(Material to process Opens)

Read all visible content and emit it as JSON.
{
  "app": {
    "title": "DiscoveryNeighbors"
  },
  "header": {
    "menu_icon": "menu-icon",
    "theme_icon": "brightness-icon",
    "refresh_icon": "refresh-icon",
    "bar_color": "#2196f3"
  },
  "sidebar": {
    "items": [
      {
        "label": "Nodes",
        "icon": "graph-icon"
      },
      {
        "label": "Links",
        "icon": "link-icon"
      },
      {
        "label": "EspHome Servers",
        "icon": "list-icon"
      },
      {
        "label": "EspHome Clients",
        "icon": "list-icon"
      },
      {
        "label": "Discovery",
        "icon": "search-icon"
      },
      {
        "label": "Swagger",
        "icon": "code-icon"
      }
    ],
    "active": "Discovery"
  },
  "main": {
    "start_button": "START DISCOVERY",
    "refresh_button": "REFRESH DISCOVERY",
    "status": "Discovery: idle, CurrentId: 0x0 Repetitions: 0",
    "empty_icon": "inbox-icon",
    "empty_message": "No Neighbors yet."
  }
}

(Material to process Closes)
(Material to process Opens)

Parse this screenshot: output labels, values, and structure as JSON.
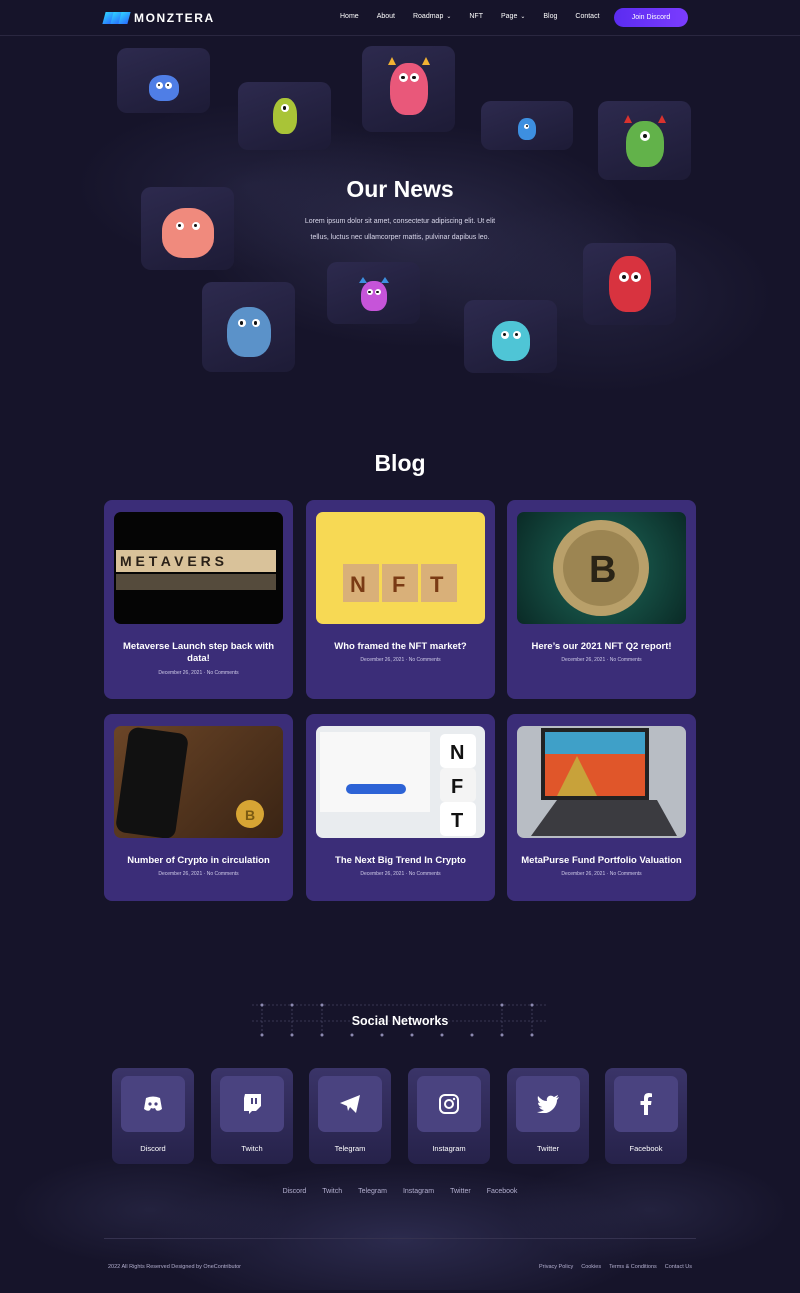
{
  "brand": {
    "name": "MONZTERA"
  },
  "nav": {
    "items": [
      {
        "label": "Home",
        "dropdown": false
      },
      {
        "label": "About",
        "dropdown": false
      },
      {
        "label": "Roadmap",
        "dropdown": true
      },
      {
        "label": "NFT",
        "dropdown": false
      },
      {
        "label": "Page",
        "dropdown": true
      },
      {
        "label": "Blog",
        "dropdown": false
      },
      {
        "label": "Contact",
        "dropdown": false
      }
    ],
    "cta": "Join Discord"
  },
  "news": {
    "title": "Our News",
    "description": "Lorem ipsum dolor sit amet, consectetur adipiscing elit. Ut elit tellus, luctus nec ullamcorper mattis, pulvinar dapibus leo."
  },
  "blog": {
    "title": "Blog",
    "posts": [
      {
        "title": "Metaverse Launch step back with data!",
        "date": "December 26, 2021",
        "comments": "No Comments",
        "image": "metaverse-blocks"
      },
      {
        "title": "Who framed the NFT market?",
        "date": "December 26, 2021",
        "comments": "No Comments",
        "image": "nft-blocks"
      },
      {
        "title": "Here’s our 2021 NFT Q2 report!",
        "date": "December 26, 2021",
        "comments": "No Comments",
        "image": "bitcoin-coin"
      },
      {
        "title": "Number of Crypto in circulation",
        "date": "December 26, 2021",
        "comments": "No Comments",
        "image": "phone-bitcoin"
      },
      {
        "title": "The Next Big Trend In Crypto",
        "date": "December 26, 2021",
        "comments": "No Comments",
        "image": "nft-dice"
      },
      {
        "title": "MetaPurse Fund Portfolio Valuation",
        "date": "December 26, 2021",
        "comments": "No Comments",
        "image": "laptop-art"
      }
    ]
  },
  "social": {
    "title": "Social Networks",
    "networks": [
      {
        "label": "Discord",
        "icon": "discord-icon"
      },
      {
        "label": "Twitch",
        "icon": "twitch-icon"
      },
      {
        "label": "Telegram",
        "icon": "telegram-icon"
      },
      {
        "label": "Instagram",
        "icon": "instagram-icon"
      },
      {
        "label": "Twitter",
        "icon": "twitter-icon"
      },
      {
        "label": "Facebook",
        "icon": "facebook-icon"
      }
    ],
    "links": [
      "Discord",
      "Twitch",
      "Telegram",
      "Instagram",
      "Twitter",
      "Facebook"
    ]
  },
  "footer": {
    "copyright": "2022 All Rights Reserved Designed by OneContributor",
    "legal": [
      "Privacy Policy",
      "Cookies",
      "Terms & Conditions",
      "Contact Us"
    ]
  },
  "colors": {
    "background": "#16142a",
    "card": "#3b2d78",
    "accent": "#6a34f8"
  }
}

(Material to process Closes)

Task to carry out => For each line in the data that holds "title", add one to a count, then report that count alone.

Reply to the exercise => 10